Planning for retirement can be challenging, but it’s also an opportunity to build a retirement plan that can ensure you’re comfortable, secure, and able to have fun. While the planning process starts with your financial goals and how much money you’ve saved, it also includes planning for your happiness and health. Retirement isn’t just about having enough saved; it’s also about thinking how your spending can yield the lifestyle you want.
Retirement should be the time of your life to do exactly what you want to do. So it’s important to be proactive about choosing activities you like that suit your financial situation rather than letting others dictate what your days will look like. Regardless of how much money is in your nest egg, there are plenty of fulfilling activities you can plan to do as you map out your retirement.
Pursue Healthy Habits
While retirement provides, for many, the long-awaited opportunity to rest and have some peace, it is also important to stay active for the benefit of your short- and long-term health. Spending time participating in a physical activity you enjoy can make a big difference in the quality of your retirement. According to the U.S. Department of Health and Human Service’s Physical Activity Guidelines for Americans, adults 65 and older should aim for at least two and a half hours of moderate-intensity physical activity a week, or 75 to 150 minutes of vigorous-intensity activity to get extensive health benefits.
The good news is pursuing healthy activities can be free. For example, if you love the outdoors, then find no-cost ways, such as walking in the park, to build that into your schedule.
Invest In A New Hobby
Retirement is the perfect time to learn how to play a new instrument, start taking care of your garden, or take art lessons. For many people, retirement means leaving the workforce, but it doesn’t have to mean you stop investing your time in projects you are interested in. Or, it could be time to discover a new passion. Studies have found that engaging in hobbies later in life is linked to decreased mortality risk.
And while the cost of starting new hobbies varies wildly, depending on which activity you choose, you can tailor your pursuits to how much money you’ll have available to spend on them. For example, if you have $300 set aside, you could use it to create a flower garden at home or purchase art supplies.
Start A New Business
Guidant Financial’s 2020 Small Business Trends For Baby Boomers survey of more than 3,100 small-business and franchise owners uncovered some surprising insights. It turns out Boomers make up 41% of small-business owners or franchise owners. Spending time developing a new business or project may feel odd or out of reach post-retirement, but it can be a good use for all of your experience and wisdom.
If you’re considering starting a business in retirement, you’ll want to evaluate business startup costs with a business plan draft as part of your overall retirement planning. By estimating potential expenses, you can get an idea of how much money you’ll need to save.
Go Back To School
School isn’t just for kids and young adults. There are several common reasons people 50 and older go back to studying, such as searching for a second-chapter career, staying competitive in the workforce, and meeting a long-held goal. Taking a course or going back to university is a great option for those wanting to stay mentally active.

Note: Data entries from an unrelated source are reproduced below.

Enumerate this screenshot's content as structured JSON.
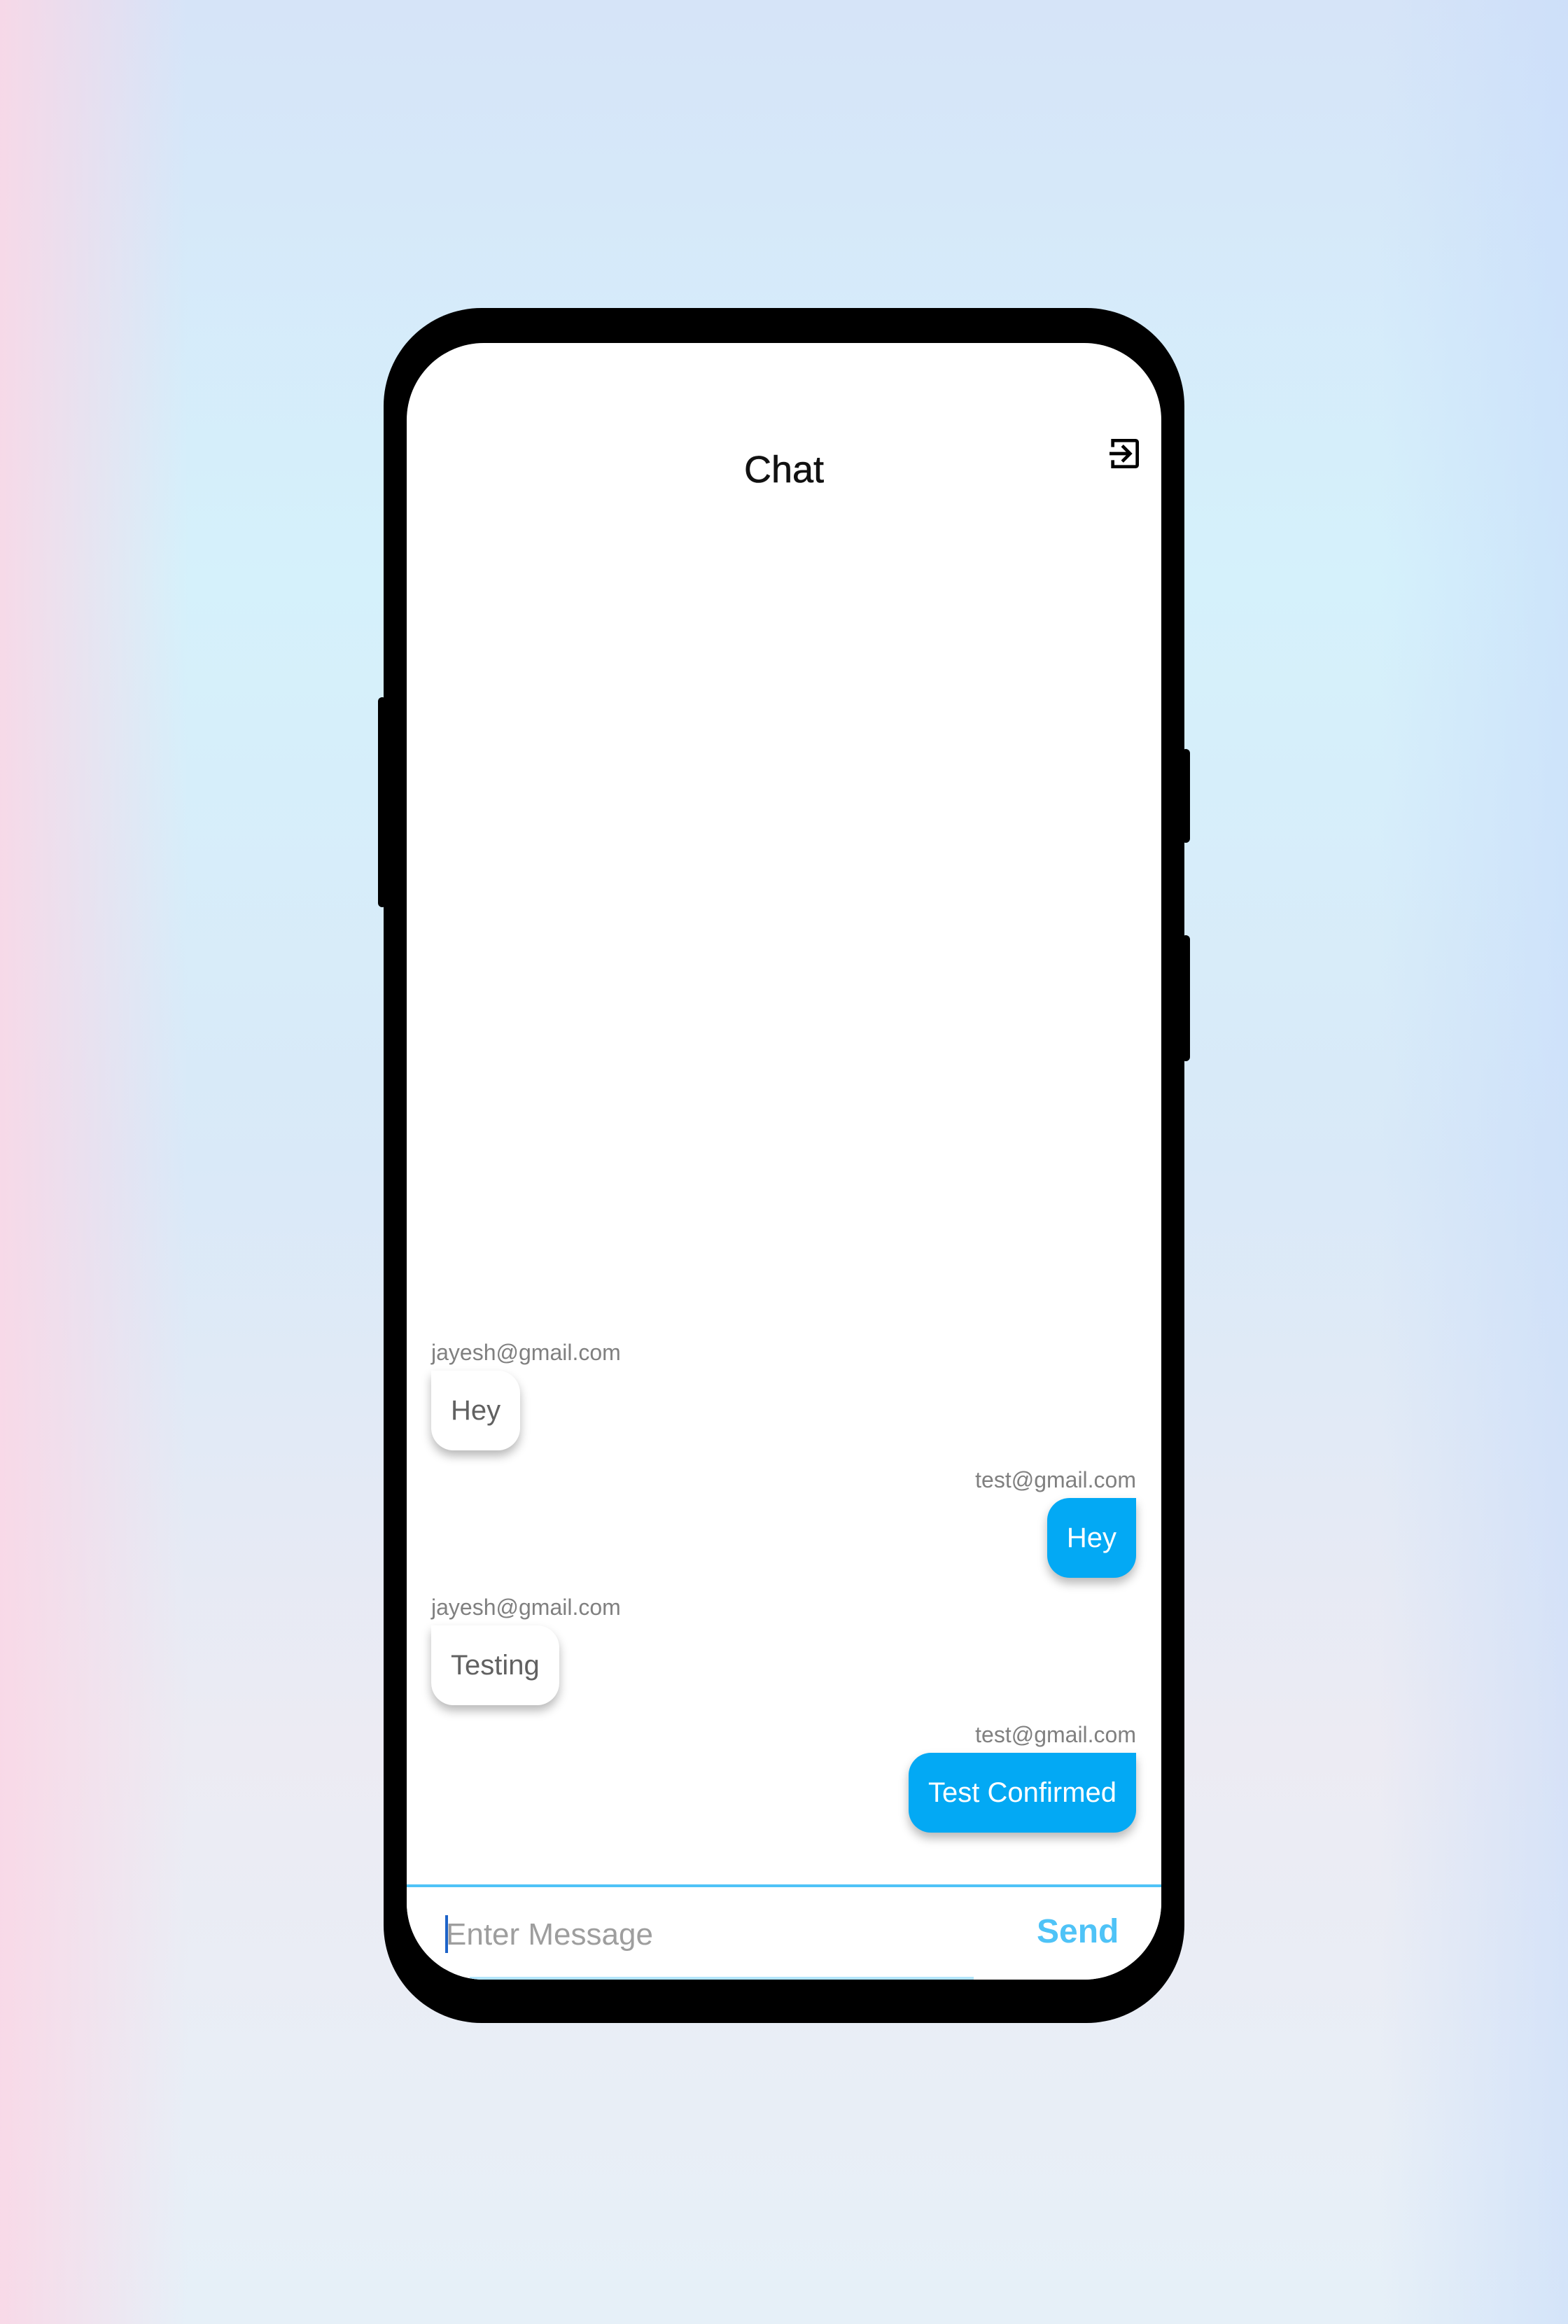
{
  "app": {
    "title": "Chat",
    "logout_icon": "logout-icon"
  },
  "messages": [
    {
      "sender": "jayesh@gmail.com",
      "text": "Hey",
      "side": "left"
    },
    {
      "sender": "test@gmail.com",
      "text": "Hey",
      "side": "right"
    },
    {
      "sender": "jayesh@gmail.com",
      "text": "Testing",
      "side": "left"
    },
    {
      "sender": "test@gmail.com",
      "text": "Test Confirmed",
      "side": "right"
    }
  ],
  "composer": {
    "placeholder": "Enter Message",
    "value": "",
    "send_label": "Send"
  },
  "colors": {
    "accent": "#03a9f4",
    "send": "#4fc3f7",
    "received_bubble": "#ffffff",
    "sent_bubble": "#03a9f4"
  }
}
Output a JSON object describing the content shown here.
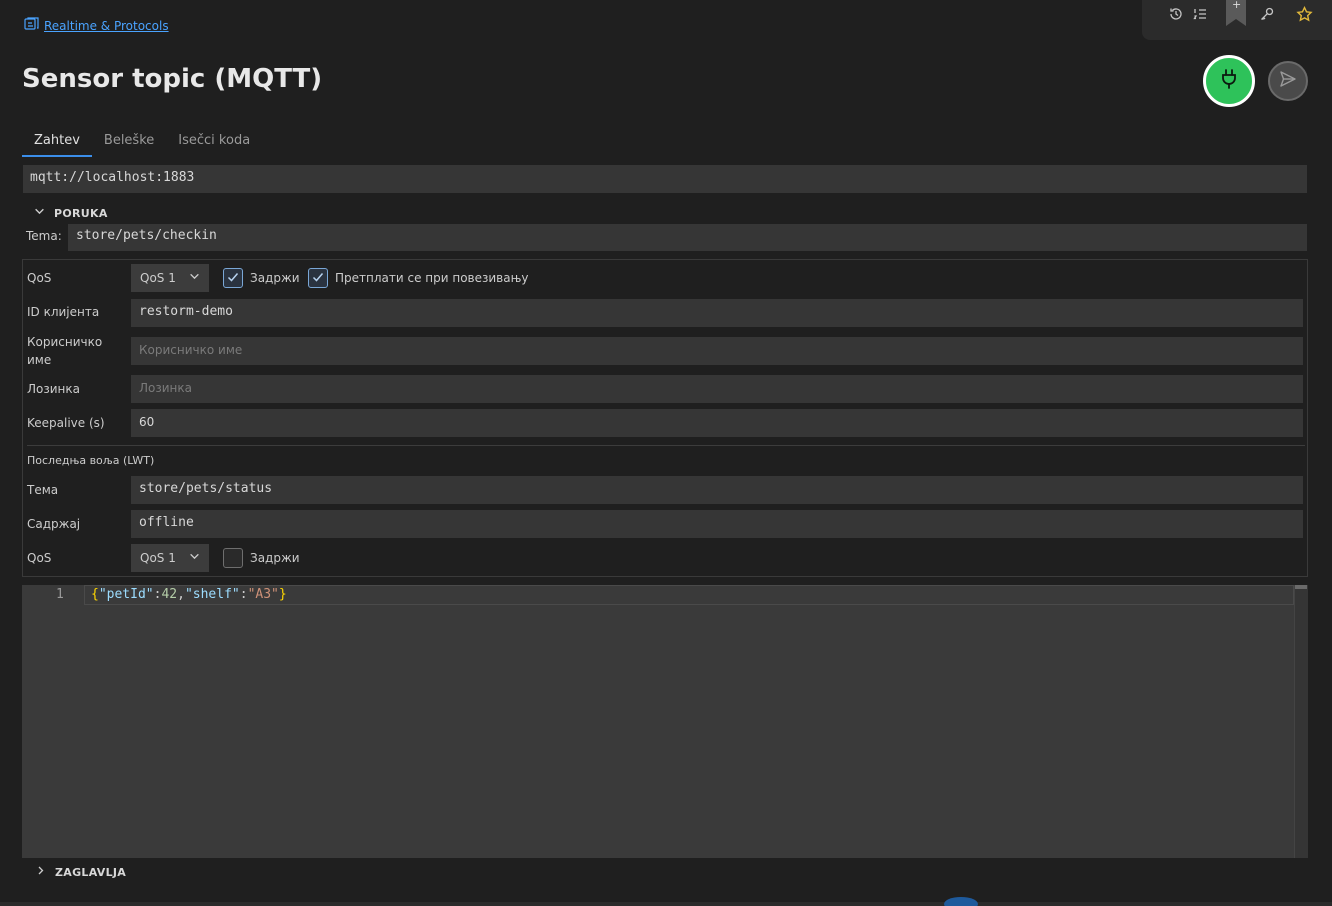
{
  "breadcrumb": {
    "icon": "collection-icon",
    "label": "Realtime & Protocols"
  },
  "title": "Sensor topic (MQTT)",
  "toolbar": {
    "icons": [
      "history-icon",
      "list-numbered-icon",
      "bookmark-add-icon",
      "key-icon",
      "star-icon"
    ],
    "bookmark_plus": "+",
    "star_color": "#e2b93b"
  },
  "actions": {
    "connect_icon": "plug-icon",
    "connect_color": "#2ec25a",
    "send_icon": "send-icon"
  },
  "tabs": [
    {
      "label": "Zahtev",
      "active": true
    },
    {
      "label": "Beleške",
      "active": false
    },
    {
      "label": "Isečci koda",
      "active": false
    }
  ],
  "url": "mqtt://localhost:1883",
  "message_section": {
    "title": "PORUKA",
    "topic_label": "Tema:",
    "topic_value": "store/pets/checkin"
  },
  "connection": {
    "qos_label": "QoS",
    "qos_value": "QoS 1",
    "retain_label": "Задржи",
    "retain_checked": true,
    "subscribe_label": "Претплати се при повезивању",
    "subscribe_checked": true,
    "client_id_label": "ID клијента",
    "client_id_value": "restorm-demo",
    "username_label_line1": "Корисничко",
    "username_label_line2": "име",
    "username_placeholder": "Корисничко име",
    "password_label": "Лозинка",
    "password_placeholder": "Лозинка",
    "keepalive_label": "Keepalive (s)",
    "keepalive_value": "60"
  },
  "lwt": {
    "title": "Последња воља (LWT)",
    "topic_label": "Тема",
    "topic_value": "store/pets/status",
    "payload_label": "Садржај",
    "payload_value": "offline",
    "qos_label": "QoS",
    "qos_value": "QoS 1",
    "retain_label": "Задржи",
    "retain_checked": false
  },
  "editor": {
    "line_number": "1",
    "tokens": {
      "open_brace": "{",
      "key1": "\"petId\"",
      "colon1": ":",
      "num1": "42",
      "comma": ",",
      "key2": "\"shelf\"",
      "colon2": ":",
      "str2": "\"A3\"",
      "close_brace": "}"
    }
  },
  "headers_section": {
    "title": "ZAGLAVLJA"
  }
}
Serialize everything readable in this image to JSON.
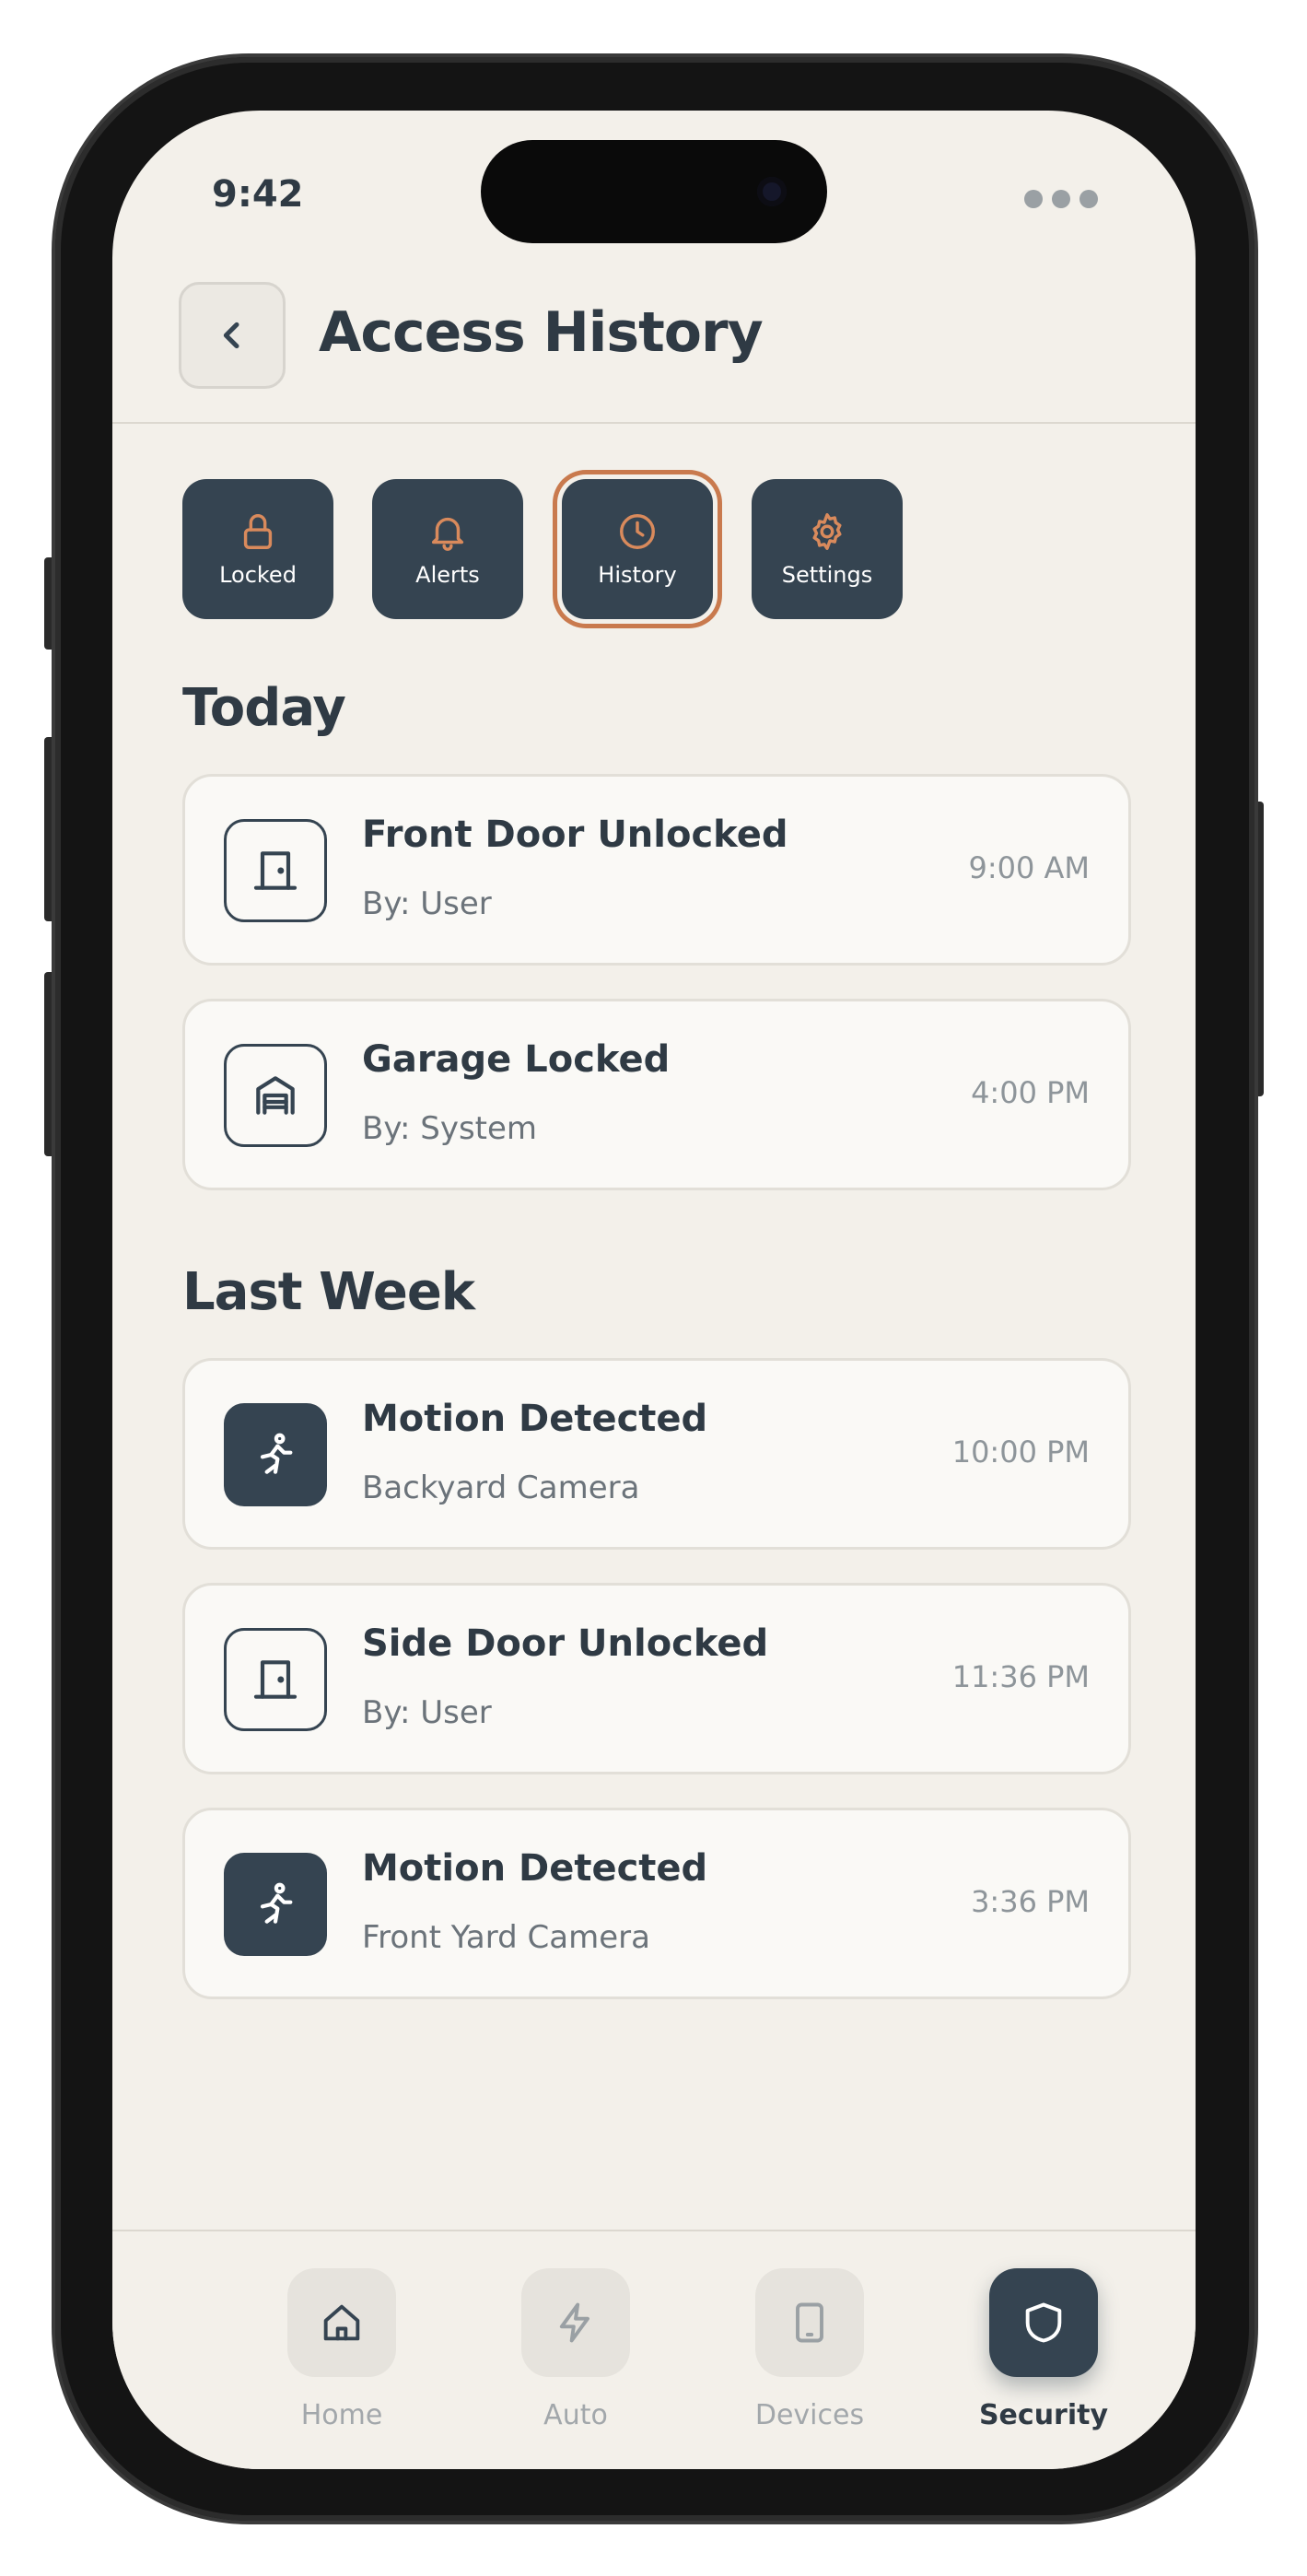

When considering the potential costs, note that many universities offer specialized payment plans for older adult students, as well as discounts depending on how extensive the course offering is. With online courses more prevalent than ever, learning more about one of your favorite subjects can be affordable. Annual memberships to popular online learning platforms can cost less than $400.
Find A New Home In An Active Community
If you’ve built a comfortable nest egg, how about flying the coop? While some people shy away from the possibility of retirement communities due to the trite idea of being at an “old people’s home,” many active retirement communities are actually luxurious options for retirees Some communities offer upscale architecture, resort amenities, and impressive landscapes. There are luxury retirement communities throughout the country for every taste, from traditional Florida condos to villas nestled at the foot of mountains in the Southwest. Active retirement communities often include state-of-the-art fitness centers and golf courses.
Retiring in style can certainly be more expensive than staying at home. With luxe retreats varying in price, you’ll want to evaluate the costs carefully prior to making the move.
Retirement doesn’t mean that your life has to hit a pause. Not only does staying active in retirement ensure you enjoy it to the fullest, but it can also lead to the discovery of exciting new hobbies and activities. There are plenty of options for staying active in retirement, regardless of how much money you have socked away. But planning for your retirement isn’t solely focused on your ideal financial situation — it’s equally important to think about the lifestyle you want to live.
Disclaimer: This blog was originally written and published by Andres Garcia-Amaya for the Forbes Financial Council under the title How To: Stay Active in Retirement Regardless of Your Nest Egg’s Size.